| WORK ITEM |
From the data that follows, copy every line holding the string "Lançamento".

| DATA IN THIS EXERCISE |
◆ ◆ ◆

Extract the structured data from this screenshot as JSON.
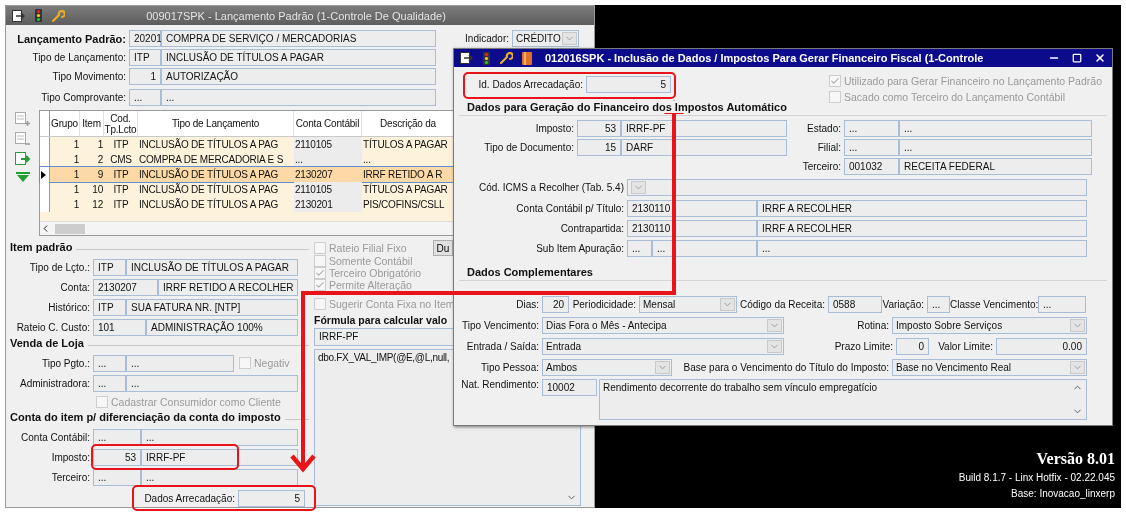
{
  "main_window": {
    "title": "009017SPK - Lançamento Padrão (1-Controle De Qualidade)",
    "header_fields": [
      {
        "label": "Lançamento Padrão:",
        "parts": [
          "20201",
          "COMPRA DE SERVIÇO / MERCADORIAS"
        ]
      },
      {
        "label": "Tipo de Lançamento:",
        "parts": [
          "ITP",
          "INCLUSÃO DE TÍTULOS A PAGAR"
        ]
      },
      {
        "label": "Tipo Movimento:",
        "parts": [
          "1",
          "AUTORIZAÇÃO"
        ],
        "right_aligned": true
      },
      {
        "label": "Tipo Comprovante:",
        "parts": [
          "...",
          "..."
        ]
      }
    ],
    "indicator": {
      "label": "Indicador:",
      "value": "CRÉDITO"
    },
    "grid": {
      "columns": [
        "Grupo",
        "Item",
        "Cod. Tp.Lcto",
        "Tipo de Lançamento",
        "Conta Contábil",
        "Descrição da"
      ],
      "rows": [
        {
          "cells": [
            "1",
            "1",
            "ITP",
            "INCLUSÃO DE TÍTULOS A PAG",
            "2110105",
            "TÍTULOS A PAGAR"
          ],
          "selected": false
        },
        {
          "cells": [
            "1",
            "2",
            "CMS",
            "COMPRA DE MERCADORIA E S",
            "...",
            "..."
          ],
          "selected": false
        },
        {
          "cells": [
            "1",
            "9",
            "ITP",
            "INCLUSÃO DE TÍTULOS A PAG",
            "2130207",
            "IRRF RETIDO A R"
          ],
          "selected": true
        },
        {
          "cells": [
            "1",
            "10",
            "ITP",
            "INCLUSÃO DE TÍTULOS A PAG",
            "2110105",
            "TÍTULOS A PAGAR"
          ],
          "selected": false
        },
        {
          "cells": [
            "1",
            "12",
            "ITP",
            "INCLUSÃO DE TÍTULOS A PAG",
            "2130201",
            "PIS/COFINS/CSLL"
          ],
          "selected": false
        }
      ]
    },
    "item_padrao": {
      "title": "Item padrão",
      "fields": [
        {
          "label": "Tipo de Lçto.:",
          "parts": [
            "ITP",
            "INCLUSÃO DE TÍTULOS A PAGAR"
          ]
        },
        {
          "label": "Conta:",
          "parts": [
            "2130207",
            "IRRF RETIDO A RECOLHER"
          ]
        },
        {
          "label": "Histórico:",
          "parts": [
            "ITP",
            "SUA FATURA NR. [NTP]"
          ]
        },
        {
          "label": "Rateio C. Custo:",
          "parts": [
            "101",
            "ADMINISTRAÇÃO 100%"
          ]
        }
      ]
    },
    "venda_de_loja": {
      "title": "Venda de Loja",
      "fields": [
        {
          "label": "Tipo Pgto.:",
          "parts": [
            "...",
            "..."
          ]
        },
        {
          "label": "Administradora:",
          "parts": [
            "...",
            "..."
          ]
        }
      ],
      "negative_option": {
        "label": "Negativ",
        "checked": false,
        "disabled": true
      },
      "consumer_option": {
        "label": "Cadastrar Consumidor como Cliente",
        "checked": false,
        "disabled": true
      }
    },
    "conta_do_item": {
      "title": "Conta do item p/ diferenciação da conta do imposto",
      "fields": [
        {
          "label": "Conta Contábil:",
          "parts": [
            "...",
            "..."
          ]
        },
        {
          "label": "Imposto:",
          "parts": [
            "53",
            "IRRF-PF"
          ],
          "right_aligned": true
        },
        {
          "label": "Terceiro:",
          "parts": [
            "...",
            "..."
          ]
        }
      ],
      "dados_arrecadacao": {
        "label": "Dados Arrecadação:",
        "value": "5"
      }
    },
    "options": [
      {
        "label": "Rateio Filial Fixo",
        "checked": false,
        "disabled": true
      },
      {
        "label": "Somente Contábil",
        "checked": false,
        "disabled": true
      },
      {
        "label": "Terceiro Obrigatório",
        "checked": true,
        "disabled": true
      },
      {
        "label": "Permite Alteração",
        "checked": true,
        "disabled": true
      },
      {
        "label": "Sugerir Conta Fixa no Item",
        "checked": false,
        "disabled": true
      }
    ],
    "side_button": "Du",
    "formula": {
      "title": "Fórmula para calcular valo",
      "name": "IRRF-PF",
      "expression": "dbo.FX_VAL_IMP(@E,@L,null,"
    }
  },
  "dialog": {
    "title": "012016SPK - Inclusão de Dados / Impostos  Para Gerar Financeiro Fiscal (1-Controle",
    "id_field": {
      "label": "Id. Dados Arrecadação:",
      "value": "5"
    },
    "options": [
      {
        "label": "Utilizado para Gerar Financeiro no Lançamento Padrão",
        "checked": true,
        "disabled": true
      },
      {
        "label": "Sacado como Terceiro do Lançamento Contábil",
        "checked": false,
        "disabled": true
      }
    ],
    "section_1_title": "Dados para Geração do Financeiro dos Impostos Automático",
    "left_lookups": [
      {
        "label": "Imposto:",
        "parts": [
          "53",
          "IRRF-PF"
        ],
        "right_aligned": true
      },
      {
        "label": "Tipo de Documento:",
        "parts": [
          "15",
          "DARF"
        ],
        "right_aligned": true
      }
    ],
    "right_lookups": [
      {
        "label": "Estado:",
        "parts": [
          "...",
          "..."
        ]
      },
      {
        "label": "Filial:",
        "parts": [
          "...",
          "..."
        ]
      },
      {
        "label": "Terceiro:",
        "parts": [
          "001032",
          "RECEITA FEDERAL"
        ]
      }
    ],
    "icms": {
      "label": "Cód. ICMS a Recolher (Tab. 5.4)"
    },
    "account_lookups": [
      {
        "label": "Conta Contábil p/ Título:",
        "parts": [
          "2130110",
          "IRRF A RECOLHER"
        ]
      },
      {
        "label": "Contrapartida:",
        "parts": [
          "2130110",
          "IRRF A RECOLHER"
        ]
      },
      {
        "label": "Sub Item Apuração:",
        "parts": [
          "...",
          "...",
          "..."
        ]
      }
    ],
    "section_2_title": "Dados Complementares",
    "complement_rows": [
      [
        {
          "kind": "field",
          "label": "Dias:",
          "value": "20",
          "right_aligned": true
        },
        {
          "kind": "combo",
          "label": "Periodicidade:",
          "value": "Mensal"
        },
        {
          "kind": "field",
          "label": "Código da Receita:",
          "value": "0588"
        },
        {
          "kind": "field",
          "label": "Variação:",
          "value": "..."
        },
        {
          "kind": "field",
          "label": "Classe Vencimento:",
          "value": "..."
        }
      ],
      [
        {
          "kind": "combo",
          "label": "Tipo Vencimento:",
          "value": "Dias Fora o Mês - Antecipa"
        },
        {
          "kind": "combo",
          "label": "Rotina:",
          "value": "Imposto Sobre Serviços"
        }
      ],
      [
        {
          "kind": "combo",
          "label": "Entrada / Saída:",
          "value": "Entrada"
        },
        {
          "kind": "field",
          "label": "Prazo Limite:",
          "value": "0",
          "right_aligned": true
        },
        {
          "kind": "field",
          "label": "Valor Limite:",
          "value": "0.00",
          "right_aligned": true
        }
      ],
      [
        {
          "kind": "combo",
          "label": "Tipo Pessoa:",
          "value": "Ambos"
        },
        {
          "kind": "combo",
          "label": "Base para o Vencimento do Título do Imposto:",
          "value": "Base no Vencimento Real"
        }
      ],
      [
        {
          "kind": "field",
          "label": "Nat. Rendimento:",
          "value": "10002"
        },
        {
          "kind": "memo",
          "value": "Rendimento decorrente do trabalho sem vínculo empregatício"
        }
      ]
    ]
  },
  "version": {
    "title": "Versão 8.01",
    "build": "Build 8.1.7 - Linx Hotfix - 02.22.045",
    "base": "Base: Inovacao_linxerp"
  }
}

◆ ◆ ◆

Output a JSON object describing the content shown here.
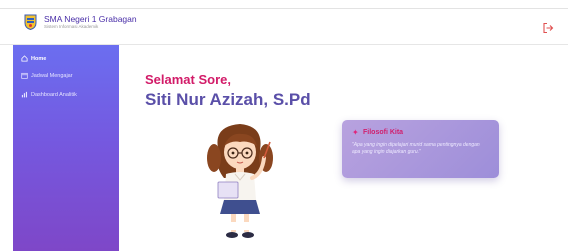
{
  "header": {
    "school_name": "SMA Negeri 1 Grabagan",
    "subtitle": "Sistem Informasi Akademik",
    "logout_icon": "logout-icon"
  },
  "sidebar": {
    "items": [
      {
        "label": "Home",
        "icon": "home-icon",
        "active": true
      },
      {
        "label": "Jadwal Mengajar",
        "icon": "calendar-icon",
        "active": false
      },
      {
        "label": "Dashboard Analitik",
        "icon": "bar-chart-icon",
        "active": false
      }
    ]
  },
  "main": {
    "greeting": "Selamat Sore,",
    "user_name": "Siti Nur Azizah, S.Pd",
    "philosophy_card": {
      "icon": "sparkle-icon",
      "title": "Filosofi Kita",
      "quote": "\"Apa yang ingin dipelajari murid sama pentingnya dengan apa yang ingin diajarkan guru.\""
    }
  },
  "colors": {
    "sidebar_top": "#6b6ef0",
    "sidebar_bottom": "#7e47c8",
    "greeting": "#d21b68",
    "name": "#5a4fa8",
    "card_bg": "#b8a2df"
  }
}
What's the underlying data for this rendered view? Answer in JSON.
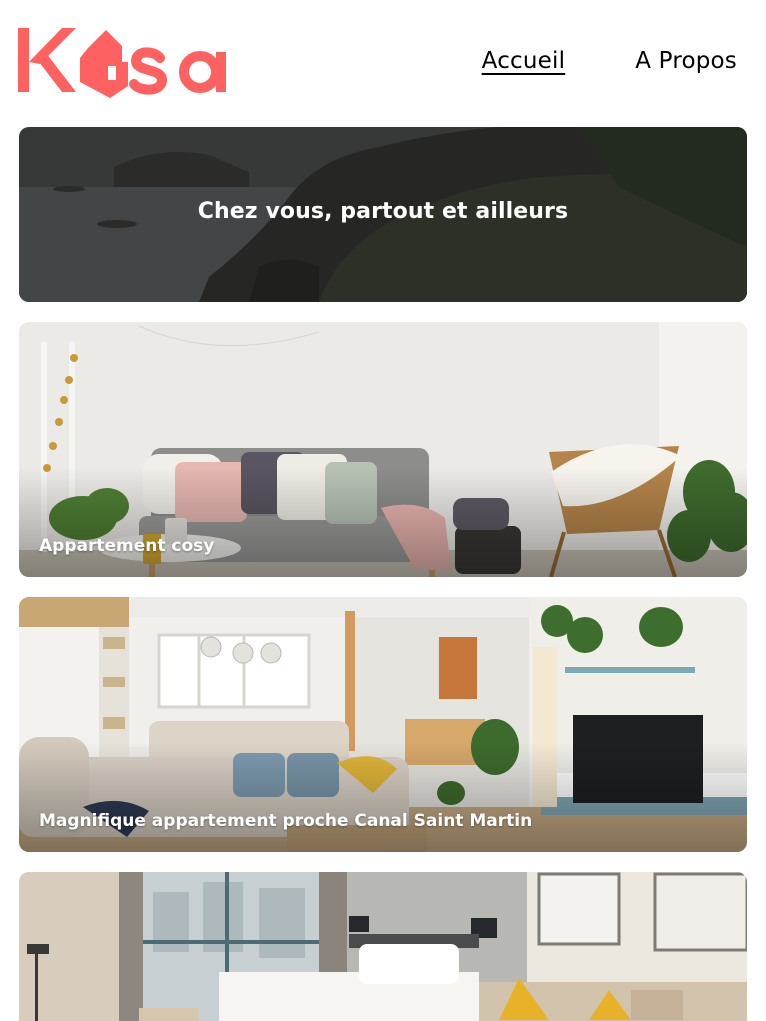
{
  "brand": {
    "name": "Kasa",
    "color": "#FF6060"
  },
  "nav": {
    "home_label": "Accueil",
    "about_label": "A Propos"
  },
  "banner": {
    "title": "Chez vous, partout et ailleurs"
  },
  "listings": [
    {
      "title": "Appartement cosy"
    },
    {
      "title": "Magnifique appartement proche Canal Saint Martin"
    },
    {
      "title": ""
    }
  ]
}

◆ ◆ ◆

| ANSWER AREA |
    "title": "009017SPK - Lançamento Padrão (1-Controle De Qualidade)",
        "label": "Lançamento Padrão:",
        "label": "Tipo de Lançamento:",
        "Tipo de Lançamento",
        "label": "Utilizado para Gerar Financeiro no Lançamento Padrão",
        "label": "Sacado como Terceiro do Lançamento Contábil",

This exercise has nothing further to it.